Matt DiSanto, Staff Writer

On November 7th, 2017, famous Toronto Blue Jays and Philadelphia Phillies pitcher Roy Halladay passed away in a tragic plane crash miles away from the Gulf Coast.

Although only forty years old, Halladay led an incredible life prior to his unfortunate and sudden passing. The eight-time All-Star earned two Cy Young awards and threw a perfect game and two no-hitters, one of which occurred in the postseason.

While Halladay began his baseball career with the Toronto Blue Jays in 1998, his career with the Philadelphia Phillies began in 2010. His ace-level pitching helped to lead the team to five consecutive division championships and solidified his status as one of the best pitchers in the game.

A memorial was held for Roy Halladay on November 14th at Spectrum Field near his home in Clearwater, Florida. Many family, friends, and former teammates gathered to celebrate the spectacular but short life of the famed pitcher.

Halladay’s teammates all agreed on one thing: he was one of the best teammates they had ever played with. Chase Utley noted that he “was the real deal”, calling Halladay “the best teammate [he] ever played with and the most fierce competitor [he has] ever seen”, a surprising comment coming from the famously-stoic second baseman. Leaving behind two sons and a wife, Halladay’s passing impacted anyone who knew him.

As a diehard Phillies fan myself, the loss of Roy Halladay is all too tough to stomach. I remember the day he was acquired and how he was so excited to come to Philadelphia. Halladay represented this city better than most athletes, as he was determined, driven, and incredibly persistent, which translated directly to his pitching style.

Even though his life ended all too early, Halladay has certainly earned himself a spot in both the Phillies and National Baseball Hall of Fame. His spirit and love for the game could never be replaced, but hopefully the Phillies will be able to live up to the high standards he established in the clubhouse.
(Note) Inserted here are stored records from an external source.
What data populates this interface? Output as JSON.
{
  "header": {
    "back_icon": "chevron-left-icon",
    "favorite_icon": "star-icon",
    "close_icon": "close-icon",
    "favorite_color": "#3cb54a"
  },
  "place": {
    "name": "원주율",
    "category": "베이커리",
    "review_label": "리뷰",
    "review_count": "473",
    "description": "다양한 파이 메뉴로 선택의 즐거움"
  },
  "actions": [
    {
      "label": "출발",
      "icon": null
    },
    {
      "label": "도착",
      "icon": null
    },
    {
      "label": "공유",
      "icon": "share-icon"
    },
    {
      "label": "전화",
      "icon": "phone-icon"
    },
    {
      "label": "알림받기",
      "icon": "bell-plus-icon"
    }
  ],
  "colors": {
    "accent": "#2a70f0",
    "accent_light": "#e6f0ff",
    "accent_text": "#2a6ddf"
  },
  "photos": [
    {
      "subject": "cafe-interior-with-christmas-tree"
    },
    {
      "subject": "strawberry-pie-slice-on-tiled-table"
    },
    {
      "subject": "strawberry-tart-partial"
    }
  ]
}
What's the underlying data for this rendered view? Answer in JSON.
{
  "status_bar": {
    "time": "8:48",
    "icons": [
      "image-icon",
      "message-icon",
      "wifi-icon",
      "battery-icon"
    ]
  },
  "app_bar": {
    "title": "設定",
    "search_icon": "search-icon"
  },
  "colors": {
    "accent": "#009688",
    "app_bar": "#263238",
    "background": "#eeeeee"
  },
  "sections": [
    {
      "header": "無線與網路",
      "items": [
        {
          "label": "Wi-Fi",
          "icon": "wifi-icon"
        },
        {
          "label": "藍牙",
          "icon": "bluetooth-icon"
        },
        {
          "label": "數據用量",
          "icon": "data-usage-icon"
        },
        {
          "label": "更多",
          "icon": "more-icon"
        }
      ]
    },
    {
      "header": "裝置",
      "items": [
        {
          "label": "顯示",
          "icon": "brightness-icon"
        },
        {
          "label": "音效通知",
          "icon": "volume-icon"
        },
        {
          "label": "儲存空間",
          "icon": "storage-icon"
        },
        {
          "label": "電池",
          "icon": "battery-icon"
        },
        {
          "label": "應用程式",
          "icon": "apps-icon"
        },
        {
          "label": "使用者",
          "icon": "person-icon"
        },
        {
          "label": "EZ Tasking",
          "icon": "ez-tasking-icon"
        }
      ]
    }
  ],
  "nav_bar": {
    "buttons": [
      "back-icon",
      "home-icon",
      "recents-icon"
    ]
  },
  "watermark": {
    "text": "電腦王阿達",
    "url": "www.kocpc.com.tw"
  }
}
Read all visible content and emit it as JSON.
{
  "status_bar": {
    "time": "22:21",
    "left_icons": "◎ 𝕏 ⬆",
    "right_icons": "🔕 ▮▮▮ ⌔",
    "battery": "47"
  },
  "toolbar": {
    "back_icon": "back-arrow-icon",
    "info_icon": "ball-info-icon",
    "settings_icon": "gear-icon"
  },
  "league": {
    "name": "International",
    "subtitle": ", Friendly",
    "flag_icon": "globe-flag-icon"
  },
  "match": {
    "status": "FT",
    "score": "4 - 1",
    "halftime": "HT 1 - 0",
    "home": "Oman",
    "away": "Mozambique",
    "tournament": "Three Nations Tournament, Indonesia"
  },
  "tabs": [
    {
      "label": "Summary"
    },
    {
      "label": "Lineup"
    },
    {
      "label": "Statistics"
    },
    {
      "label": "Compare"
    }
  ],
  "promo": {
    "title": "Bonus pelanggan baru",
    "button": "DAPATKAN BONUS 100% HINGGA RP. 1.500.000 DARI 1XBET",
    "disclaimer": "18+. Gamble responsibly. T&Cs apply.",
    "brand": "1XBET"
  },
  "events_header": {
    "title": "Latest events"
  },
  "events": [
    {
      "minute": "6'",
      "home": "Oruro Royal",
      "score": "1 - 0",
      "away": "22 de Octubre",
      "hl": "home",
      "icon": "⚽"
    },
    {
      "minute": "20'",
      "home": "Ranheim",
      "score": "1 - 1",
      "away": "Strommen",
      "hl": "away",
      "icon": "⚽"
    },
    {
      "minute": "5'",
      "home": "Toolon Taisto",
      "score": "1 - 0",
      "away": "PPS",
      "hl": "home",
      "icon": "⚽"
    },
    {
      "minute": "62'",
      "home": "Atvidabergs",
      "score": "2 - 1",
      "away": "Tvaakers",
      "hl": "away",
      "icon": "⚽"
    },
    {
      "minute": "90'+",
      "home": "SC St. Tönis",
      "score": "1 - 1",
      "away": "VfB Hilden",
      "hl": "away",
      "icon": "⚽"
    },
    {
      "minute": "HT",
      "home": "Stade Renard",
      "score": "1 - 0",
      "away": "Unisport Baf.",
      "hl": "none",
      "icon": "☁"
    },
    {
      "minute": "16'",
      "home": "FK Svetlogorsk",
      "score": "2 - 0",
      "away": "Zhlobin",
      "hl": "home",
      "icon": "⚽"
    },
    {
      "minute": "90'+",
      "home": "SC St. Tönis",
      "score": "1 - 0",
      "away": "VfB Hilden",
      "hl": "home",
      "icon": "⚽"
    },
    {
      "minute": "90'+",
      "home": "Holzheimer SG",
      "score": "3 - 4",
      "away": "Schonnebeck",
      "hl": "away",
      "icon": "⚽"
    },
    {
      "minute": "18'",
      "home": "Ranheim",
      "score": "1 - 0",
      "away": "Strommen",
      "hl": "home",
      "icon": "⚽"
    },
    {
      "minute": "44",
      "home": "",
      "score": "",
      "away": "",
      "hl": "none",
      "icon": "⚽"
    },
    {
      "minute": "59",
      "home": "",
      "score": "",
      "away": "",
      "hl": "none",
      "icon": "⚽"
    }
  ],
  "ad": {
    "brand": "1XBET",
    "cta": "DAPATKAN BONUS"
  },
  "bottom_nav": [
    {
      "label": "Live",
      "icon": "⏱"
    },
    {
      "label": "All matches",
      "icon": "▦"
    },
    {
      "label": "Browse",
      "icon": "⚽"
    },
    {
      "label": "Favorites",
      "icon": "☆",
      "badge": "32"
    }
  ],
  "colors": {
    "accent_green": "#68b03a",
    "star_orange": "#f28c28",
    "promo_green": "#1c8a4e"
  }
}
So long, Doc. Thanks for bringing memories to both Philadelphia and baseball fans far and wide.

Source: nbcsports.com